Instructions for the task: Give back every line of the data below exactly.

BEGIN Given data

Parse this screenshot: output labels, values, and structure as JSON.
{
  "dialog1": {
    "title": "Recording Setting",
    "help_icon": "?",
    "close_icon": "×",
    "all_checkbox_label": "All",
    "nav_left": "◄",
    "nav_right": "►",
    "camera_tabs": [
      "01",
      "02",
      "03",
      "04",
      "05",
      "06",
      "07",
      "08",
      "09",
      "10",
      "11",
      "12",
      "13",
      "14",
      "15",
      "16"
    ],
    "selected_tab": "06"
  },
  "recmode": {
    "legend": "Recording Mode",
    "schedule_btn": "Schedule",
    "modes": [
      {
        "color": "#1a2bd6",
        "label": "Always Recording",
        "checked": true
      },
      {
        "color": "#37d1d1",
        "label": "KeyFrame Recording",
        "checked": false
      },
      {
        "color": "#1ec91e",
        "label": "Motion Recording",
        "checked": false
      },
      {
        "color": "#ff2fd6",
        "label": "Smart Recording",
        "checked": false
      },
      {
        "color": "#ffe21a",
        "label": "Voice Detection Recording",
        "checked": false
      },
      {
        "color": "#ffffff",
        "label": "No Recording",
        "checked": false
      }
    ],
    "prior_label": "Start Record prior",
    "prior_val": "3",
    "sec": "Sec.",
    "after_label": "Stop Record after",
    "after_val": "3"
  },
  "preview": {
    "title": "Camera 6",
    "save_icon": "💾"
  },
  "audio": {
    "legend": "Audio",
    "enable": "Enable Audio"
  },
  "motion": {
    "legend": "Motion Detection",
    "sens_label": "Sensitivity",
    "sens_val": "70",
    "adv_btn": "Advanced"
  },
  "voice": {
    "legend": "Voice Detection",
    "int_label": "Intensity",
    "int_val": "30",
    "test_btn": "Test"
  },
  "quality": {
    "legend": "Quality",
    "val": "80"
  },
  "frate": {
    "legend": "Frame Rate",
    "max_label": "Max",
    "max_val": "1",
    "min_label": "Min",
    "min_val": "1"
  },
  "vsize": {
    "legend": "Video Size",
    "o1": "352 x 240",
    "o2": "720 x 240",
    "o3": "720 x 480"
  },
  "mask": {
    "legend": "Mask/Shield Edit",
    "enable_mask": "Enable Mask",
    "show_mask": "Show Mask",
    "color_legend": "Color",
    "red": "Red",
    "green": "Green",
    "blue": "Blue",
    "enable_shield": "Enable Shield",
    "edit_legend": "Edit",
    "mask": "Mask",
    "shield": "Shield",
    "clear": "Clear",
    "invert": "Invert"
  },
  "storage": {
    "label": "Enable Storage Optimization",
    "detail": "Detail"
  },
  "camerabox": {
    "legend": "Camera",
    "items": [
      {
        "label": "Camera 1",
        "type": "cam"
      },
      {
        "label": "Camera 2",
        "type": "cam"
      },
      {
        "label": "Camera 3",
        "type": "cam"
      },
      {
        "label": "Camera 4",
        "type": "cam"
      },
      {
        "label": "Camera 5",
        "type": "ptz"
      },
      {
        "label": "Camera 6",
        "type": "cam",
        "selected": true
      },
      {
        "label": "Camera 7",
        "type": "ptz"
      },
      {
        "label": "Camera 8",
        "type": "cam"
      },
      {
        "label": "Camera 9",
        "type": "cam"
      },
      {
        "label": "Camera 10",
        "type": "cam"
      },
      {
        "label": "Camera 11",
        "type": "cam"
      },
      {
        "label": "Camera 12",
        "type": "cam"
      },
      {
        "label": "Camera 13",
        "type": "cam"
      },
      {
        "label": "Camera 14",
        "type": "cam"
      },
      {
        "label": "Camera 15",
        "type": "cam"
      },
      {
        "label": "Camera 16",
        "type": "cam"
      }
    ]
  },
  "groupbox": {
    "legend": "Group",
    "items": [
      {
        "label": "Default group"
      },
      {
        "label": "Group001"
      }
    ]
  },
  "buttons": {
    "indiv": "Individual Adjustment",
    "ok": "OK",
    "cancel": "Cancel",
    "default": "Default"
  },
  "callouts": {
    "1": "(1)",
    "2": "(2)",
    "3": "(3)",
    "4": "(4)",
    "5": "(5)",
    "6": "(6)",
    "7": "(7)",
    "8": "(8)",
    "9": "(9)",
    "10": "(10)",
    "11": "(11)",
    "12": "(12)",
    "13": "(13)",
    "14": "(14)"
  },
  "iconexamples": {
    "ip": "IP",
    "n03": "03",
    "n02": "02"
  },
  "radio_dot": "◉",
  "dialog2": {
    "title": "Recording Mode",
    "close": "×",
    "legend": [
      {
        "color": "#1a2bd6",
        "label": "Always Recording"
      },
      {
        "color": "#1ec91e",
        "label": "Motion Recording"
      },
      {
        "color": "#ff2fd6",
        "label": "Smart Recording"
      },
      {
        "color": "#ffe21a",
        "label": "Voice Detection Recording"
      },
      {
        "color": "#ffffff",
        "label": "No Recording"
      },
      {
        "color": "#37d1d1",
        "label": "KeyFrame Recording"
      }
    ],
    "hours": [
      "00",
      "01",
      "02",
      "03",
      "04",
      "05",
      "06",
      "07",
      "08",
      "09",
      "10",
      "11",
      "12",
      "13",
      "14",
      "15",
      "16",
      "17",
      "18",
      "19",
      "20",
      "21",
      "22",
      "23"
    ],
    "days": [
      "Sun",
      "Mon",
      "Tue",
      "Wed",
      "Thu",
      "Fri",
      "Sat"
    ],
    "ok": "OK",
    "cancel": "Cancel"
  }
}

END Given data

Problem solution:
Parse this screenshot: output labels, values, and structure as JSON.
{
  "dialog1": {
    "title": "Recording Setting",
    "help_icon": "?",
    "close_icon": "×",
    "all_checkbox_label": "All",
    "nav_left": "◄",
    "nav_right": "►",
    "camera_tabs": [
      "01",
      "02",
      "03",
      "04",
      "05",
      "06",
      "07",
      "08",
      "09",
      "10",
      "11",
      "12",
      "13",
      "14",
      "15",
      "16"
    ],
    "selected_tab": "06"
  },
  "recmode": {
    "legend": "Recording Mode",
    "schedule_btn": "Schedule",
    "modes": [
      {
        "color": "#1a2bd6",
        "label": "Always Recording",
        "checked": true
      },
      {
        "color": "#37d1d1",
        "label": "KeyFrame Recording",
        "checked": false
      },
      {
        "color": "#1ec91e",
        "label": "Motion Recording",
        "checked": false
      },
      {
        "color": "#ff2fd6",
        "label": "Smart Recording",
        "checked": false
      },
      {
        "color": "#ffe21a",
        "label": "Voice Detection Recording",
        "checked": false
      },
      {
        "color": "#ffffff",
        "label": "No Recording",
        "checked": false
      }
    ],
    "prior_label": "Start Record prior",
    "prior_val": "3",
    "sec": "Sec.",
    "after_label": "Stop Record after",
    "after_val": "3"
  },
  "preview": {
    "title": "Camera 6",
    "save_icon": "💾"
  },
  "audio": {
    "legend": "Audio",
    "enable": "Enable Audio"
  },
  "motion": {
    "legend": "Motion Detection",
    "sens_label": "Sensitivity",
    "sens_val": "70",
    "adv_btn": "Advanced"
  },
  "voice": {
    "legend": "Voice Detection",
    "int_label": "Intensity",
    "int_val": "30",
    "test_btn": "Test"
  },
  "quality": {
    "legend": "Quality",
    "val": "80"
  },
  "frate": {
    "legend": "Frame Rate",
    "max_label": "Max",
    "max_val": "1",
    "min_label": "Min",
    "min_val": "1"
  },
  "vsize": {
    "legend": "Video Size",
    "o1": "352 x 240",
    "o2": "720 x 240",
    "o3": "720 x 480"
  },
  "mask": {
    "legend": "Mask/Shield Edit",
    "enable_mask": "Enable Mask",
    "show_mask": "Show Mask",
    "color_legend": "Color",
    "red": "Red",
    "green": "Green",
    "blue": "Blue",
    "enable_shield": "Enable Shield",
    "edit_legend": "Edit",
    "mask": "Mask",
    "shield": "Shield",
    "clear": "Clear",
    "invert": "Invert"
  },
  "storage": {
    "label": "Enable Storage Optimization",
    "detail": "Detail"
  },
  "camerabox": {
    "legend": "Camera",
    "items": [
      {
        "label": "Camera 1",
        "type": "cam"
      },
      {
        "label": "Camera 2",
        "type": "cam"
      },
      {
        "label": "Camera 3",
        "type": "cam"
      },
      {
        "label": "Camera 4",
        "type": "cam"
      },
      {
        "label": "Camera 5",
        "type": "ptz"
      },
      {
        "label": "Camera 6",
        "type": "cam",
        "selected": true
      },
      {
        "label": "Camera 7",
        "type": "ptz"
      },
      {
        "label": "Camera 8",
        "type": "cam"
      },
      {
        "label": "Camera 9",
        "type": "cam"
      },
      {
        "label": "Camera 10",
        "type": "cam"
      },
      {
        "label": "Camera 11",
        "type": "cam"
      },
      {
        "label": "Camera 12",
        "type": "cam"
      },
      {
        "label": "Camera 13",
        "type": "cam"
      },
      {
        "label": "Camera 14",
        "type": "cam"
      },
      {
        "label": "Camera 15",
        "type": "cam"
      },
      {
        "label": "Camera 16",
        "type": "cam"
      }
    ]
  },
  "groupbox": {
    "legend": "Group",
    "items": [
      {
        "label": "Default group"
      },
      {
        "label": "Group001"
      }
    ]
  },
  "buttons": {
    "indiv": "Individual Adjustment",
    "ok": "OK",
    "cancel": "Cancel",
    "default": "Default"
  },
  "callouts": {
    "1": "(1)",
    "2": "(2)",
    "3": "(3)",
    "4": "(4)",
    "5": "(5)",
    "6": "(6)",
    "7": "(7)",
    "8": "(8)",
    "9": "(9)",
    "10": "(10)",
    "11": "(11)",
    "12": "(12)",
    "13": "(13)",
    "14": "(14)"
  },
  "iconexamples": {
    "ip": "IP",
    "n03": "03",
    "n02": "02"
  },
  "radio_dot": "◉",
  "dialog2": {
    "title": "Recording Mode",
    "close": "×",
    "legend": [
      {
        "color": "#1a2bd6",
        "label": "Always Recording"
      },
      {
        "color": "#1ec91e",
        "label": "Motion Recording"
      },
      {
        "color": "#ff2fd6",
        "label": "Smart Recording"
      },
      {
        "color": "#ffe21a",
        "label": "Voice Detection Recording"
      },
      {
        "color": "#ffffff",
        "label": "No Recording"
      },
      {
        "color": "#37d1d1",
        "label": "KeyFrame Recording"
      }
    ],
    "hours": [
      "00",
      "01",
      "02",
      "03",
      "04",
      "05",
      "06",
      "07",
      "08",
      "09",
      "10",
      "11",
      "12",
      "13",
      "14",
      "15",
      "16",
      "17",
      "18",
      "19",
      "20",
      "21",
      "22",
      "23"
    ],
    "days": [
      "Sun",
      "Mon",
      "Tue",
      "Wed",
      "Thu",
      "Fri",
      "Sat"
    ],
    "ok": "OK",
    "cancel": "Cancel"
  }
}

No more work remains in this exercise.